= Beginning of Section =

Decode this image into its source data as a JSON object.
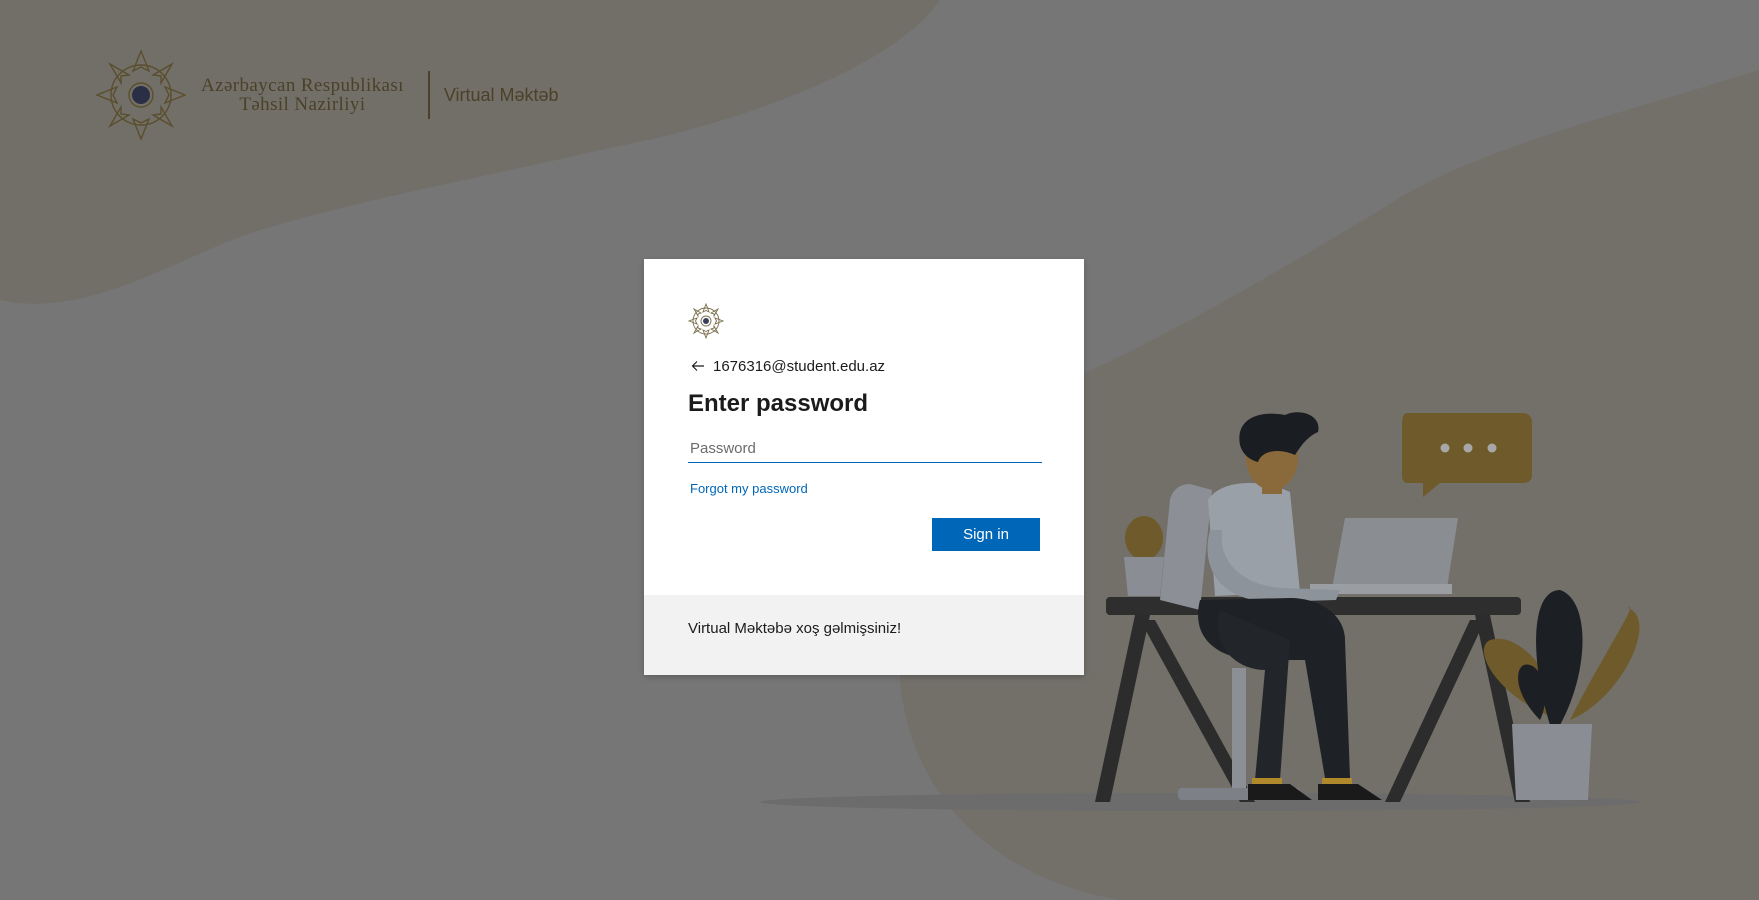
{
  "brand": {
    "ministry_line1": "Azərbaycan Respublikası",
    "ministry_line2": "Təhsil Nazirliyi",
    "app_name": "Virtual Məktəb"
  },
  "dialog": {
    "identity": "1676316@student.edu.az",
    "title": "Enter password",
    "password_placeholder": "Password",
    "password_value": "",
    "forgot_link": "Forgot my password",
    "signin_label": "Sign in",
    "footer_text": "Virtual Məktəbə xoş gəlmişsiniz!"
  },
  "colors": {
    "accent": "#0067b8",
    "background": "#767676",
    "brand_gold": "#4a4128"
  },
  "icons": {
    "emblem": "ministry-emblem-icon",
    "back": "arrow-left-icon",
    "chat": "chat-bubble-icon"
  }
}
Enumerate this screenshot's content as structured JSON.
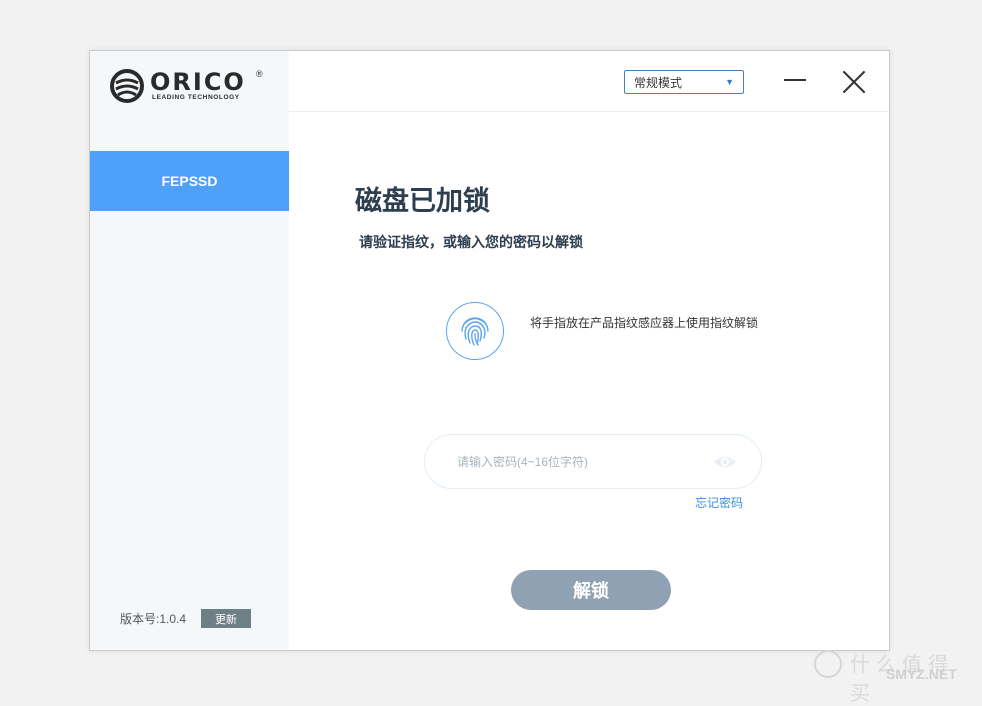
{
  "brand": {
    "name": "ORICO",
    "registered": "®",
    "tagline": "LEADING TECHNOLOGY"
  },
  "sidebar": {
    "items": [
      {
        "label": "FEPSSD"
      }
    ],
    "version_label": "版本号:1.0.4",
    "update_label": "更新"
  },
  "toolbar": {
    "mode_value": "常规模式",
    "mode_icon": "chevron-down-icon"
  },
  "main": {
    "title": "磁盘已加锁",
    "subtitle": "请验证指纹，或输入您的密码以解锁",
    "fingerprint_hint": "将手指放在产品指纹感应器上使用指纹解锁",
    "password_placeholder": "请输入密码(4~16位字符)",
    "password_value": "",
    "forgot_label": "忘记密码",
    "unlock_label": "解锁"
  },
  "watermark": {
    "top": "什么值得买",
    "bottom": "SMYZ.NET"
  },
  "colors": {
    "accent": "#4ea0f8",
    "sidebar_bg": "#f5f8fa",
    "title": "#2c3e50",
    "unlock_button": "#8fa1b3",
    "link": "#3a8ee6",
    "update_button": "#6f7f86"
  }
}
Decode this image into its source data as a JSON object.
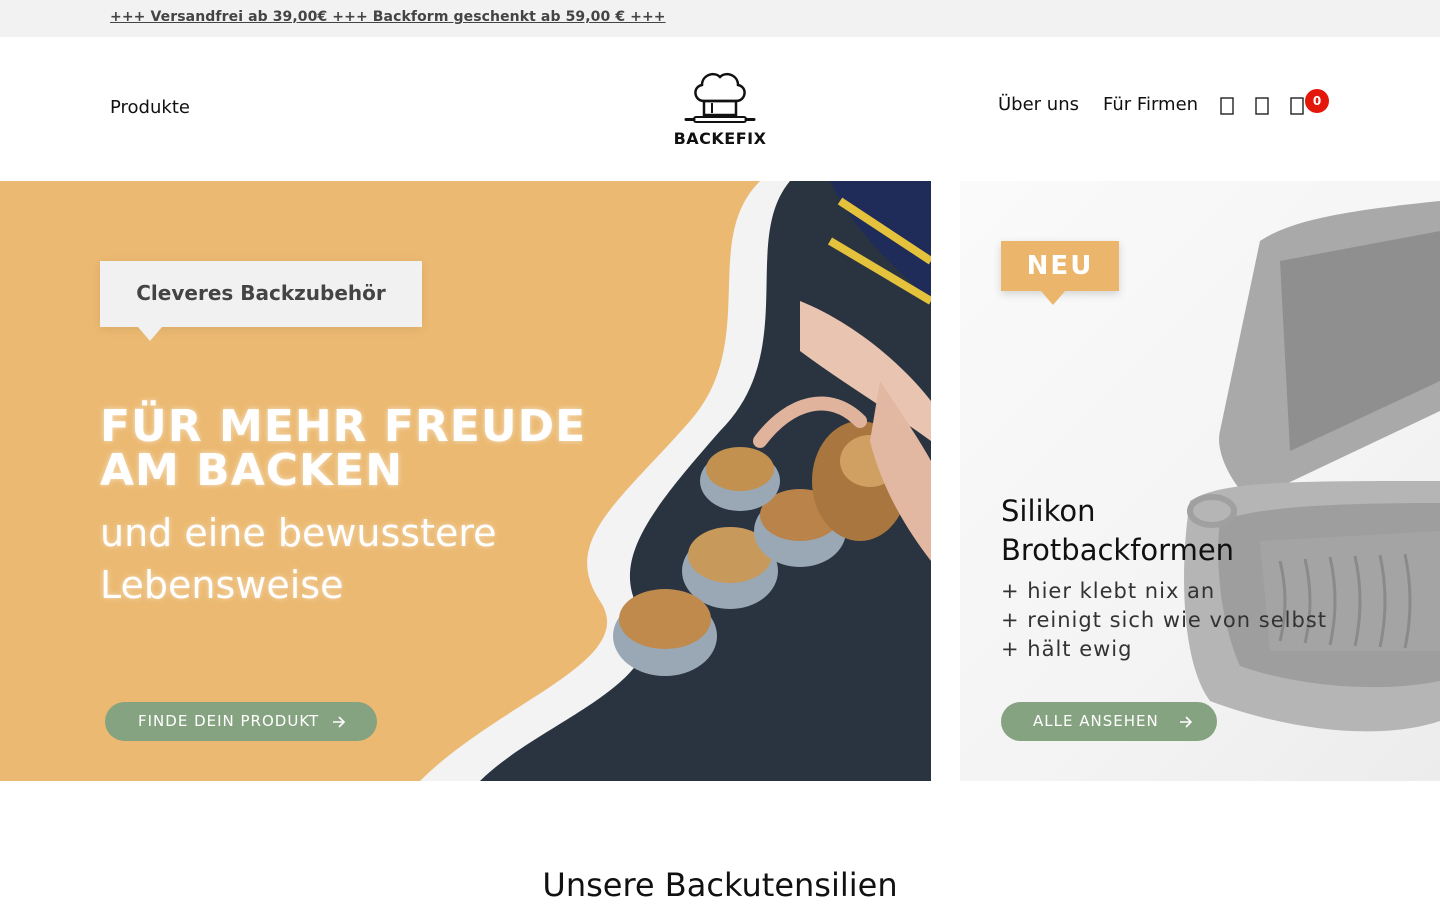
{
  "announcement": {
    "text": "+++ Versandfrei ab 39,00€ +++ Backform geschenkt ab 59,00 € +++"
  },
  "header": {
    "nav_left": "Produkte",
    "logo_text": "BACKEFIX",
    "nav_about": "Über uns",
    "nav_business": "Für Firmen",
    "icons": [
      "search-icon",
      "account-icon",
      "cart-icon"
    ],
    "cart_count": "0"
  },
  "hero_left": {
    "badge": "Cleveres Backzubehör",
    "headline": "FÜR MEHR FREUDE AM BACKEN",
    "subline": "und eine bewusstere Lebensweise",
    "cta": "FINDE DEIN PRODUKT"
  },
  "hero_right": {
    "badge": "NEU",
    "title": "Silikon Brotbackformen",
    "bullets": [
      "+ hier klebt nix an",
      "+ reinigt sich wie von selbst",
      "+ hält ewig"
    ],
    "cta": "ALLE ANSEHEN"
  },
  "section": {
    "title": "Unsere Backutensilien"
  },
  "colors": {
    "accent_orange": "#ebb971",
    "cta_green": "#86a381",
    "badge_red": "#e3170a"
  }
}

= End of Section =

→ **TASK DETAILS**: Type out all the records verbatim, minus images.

→ **EXERCISE ANSWER**:
Decode this image into its source data as a JSON object.
{
  "brand": {
    "ministry_line1": "Azərbaycan Respublikası",
    "ministry_line2": "Təhsil Nazirliyi",
    "app_name": "Virtual Məktəb"
  },
  "dialog": {
    "identity": "1676316@student.edu.az",
    "title": "Enter password",
    "password_placeholder": "Password",
    "password_value": "",
    "forgot_link": "Forgot my password",
    "signin_label": "Sign in",
    "footer_text": "Virtual Məktəbə xoş gəlmişsiniz!"
  },
  "colors": {
    "accent": "#0067b8",
    "background": "#767676",
    "brand_gold": "#4a4128"
  },
  "icons": {
    "emblem": "ministry-emblem-icon",
    "back": "arrow-left-icon",
    "chat": "chat-bubble-icon"
  }
}
Enumerate this screenshot's content as structured JSON.
{
  "brand": {
    "name": "ORICO",
    "registered": "®",
    "tagline": "LEADING TECHNOLOGY"
  },
  "sidebar": {
    "items": [
      {
        "label": "FEPSSD"
      }
    ],
    "version_label": "版本号:1.0.4",
    "update_label": "更新"
  },
  "toolbar": {
    "mode_value": "常规模式",
    "mode_icon": "chevron-down-icon"
  },
  "main": {
    "title": "磁盘已加锁",
    "subtitle": "请验证指纹，或输入您的密码以解锁",
    "fingerprint_hint": "将手指放在产品指纹感应器上使用指纹解锁",
    "password_placeholder": "请输入密码(4~16位字符)",
    "password_value": "",
    "forgot_label": "忘记密码",
    "unlock_label": "解锁"
  },
  "watermark": {
    "top": "什么值得买",
    "bottom": "SMYZ.NET"
  },
  "colors": {
    "accent": "#4ea0f8",
    "sidebar_bg": "#f5f8fa",
    "title": "#2c3e50",
    "unlock_button": "#8fa1b3",
    "link": "#3a8ee6",
    "update_button": "#6f7f86"
  }
}
Decode this image into its source data as a JSON object.
{
  "announcement": {
    "text": "+++ Versandfrei ab 39,00€ +++ Backform geschenkt ab 59,00 € +++"
  },
  "header": {
    "nav_left": "Produkte",
    "logo_text": "BACKEFIX",
    "nav_about": "Über uns",
    "nav_business": "Für Firmen",
    "icons": [
      "search-icon",
      "account-icon",
      "cart-icon"
    ],
    "cart_count": "0"
  },
  "hero_left": {
    "badge": "Cleveres Backzubehör",
    "headline": "FÜR MEHR FREUDE AM BACKEN",
    "subline": "und eine bewusstere Lebensweise",
    "cta": "FINDE DEIN PRODUKT"
  },
  "hero_right": {
    "badge": "NEU",
    "title": "Silikon Brotbackformen",
    "bullets": [
      "+ hier klebt nix an",
      "+ reinigt sich wie von selbst",
      "+ hält ewig"
    ],
    "cta": "ALLE ANSEHEN"
  },
  "section": {
    "title": "Unsere Backutensilien"
  },
  "colors": {
    "accent_orange": "#ebb971",
    "cta_green": "#86a381",
    "badge_red": "#e3170a"
  }
}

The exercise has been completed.